All I did was to rub the butter into the flour and salt until it looked like breadcrumbs and then add the water bringing it together with a knife and then kneading it until smooth. I then shaped it into a round and put it into the camp oven before scoring the top.
Then the lid was put on and the oven put into the fire. As I was baking I had hot coals underneath and on the lid. After about 20 minutes and much anticipation the lid was lifted and this was the result!

It wasn't bad for a first try but I thought that it was a bit bland although the melted butter and honey improved it no end! Next time I'll be trying a different recipe in my quest to find the best damper recipe.

Saturday, May 22, 2010

I must try harder!

That is to tend to my little blog!

The problem with living is that it can get in the way of other things. In my time away from my blog I've retrained and built a new career. Hopefully now I will be able to return to some of the things I used to do as a (mature) student!

So let me introduce you to my 'girls'. Rather, they're my OH's girls but I get to use the eggs. he has had the yearning to have his own chooks for a while now and has constructed a hen house and run that would be the envy of the chicken world!
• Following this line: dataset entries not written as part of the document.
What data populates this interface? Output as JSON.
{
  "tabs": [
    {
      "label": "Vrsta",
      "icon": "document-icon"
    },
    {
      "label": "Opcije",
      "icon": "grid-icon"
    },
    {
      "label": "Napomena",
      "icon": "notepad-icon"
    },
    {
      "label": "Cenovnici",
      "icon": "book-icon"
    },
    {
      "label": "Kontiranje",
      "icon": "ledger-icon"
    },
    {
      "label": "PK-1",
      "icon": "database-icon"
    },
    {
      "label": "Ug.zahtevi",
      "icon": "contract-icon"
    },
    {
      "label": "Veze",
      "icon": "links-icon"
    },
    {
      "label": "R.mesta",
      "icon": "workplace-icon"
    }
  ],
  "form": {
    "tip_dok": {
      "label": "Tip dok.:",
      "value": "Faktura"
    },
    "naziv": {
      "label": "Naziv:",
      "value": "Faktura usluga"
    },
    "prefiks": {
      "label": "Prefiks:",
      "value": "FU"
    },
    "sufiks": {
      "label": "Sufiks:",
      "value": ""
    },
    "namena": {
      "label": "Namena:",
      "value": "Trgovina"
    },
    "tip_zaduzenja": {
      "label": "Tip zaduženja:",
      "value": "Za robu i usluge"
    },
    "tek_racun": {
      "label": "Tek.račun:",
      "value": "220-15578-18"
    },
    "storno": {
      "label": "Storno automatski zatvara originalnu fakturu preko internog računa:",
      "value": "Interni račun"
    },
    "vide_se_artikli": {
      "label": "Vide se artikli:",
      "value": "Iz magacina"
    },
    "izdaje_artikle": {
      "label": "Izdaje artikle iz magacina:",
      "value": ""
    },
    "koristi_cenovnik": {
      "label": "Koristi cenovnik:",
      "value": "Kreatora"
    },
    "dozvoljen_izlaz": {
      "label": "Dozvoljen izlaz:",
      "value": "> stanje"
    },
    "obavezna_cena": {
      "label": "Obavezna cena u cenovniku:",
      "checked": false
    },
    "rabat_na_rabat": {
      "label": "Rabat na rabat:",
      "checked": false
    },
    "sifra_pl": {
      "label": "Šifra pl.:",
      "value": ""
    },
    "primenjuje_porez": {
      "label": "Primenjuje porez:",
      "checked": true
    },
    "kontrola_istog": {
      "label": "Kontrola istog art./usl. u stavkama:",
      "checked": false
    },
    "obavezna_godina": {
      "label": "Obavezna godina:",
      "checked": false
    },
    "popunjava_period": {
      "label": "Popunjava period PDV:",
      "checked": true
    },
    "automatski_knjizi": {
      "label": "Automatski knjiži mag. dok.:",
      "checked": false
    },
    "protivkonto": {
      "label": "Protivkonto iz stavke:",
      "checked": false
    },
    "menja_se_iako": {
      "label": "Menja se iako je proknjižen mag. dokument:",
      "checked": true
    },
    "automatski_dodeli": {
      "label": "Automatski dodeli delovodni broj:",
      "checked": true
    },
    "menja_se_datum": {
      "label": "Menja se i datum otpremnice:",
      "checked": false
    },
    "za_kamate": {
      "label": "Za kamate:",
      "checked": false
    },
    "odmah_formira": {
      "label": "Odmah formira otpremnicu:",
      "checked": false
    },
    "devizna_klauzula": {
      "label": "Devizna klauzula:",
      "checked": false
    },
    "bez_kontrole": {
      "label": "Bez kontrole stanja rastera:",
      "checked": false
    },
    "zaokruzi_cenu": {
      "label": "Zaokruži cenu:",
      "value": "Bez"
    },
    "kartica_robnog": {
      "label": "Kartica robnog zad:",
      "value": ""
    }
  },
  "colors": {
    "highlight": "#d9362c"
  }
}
We are now the proud custodians of 2 Isa Brown hens - one is a bit camera shy! and 3 guinea fowl. The hens are very affectionate and come up for a stroke of their feathers. The guinea fowl are a bit more standoffish and keep their distance. One of the girls is laying and I'm hopeful that the other will strat soon. I think it's so lovely that we now have a supply of really fresh eggs that have come from very happy hens and everyone in the house has fallen in love all over again with the very simple but delicious boiled egg and soldiers!

R.I.P. Rosie

I want to mark the passing of a great foodie blogger, Rosie. Rosie was a founder of the Sweet and Simple Bakes blog which encouraged us to bake for fun. It didn't matter if we were beginner bakers or experienced, we were just encouraged to get in the kitchen and bake. The fun was then sharing and comparing what we had done with the same recipe. I loved looking at how different our results. Rosie always would visit my blog and leave a very encouraging message. She is someone who will be missed by many people worldwide.
May you rest in peace Rosie......and thank you.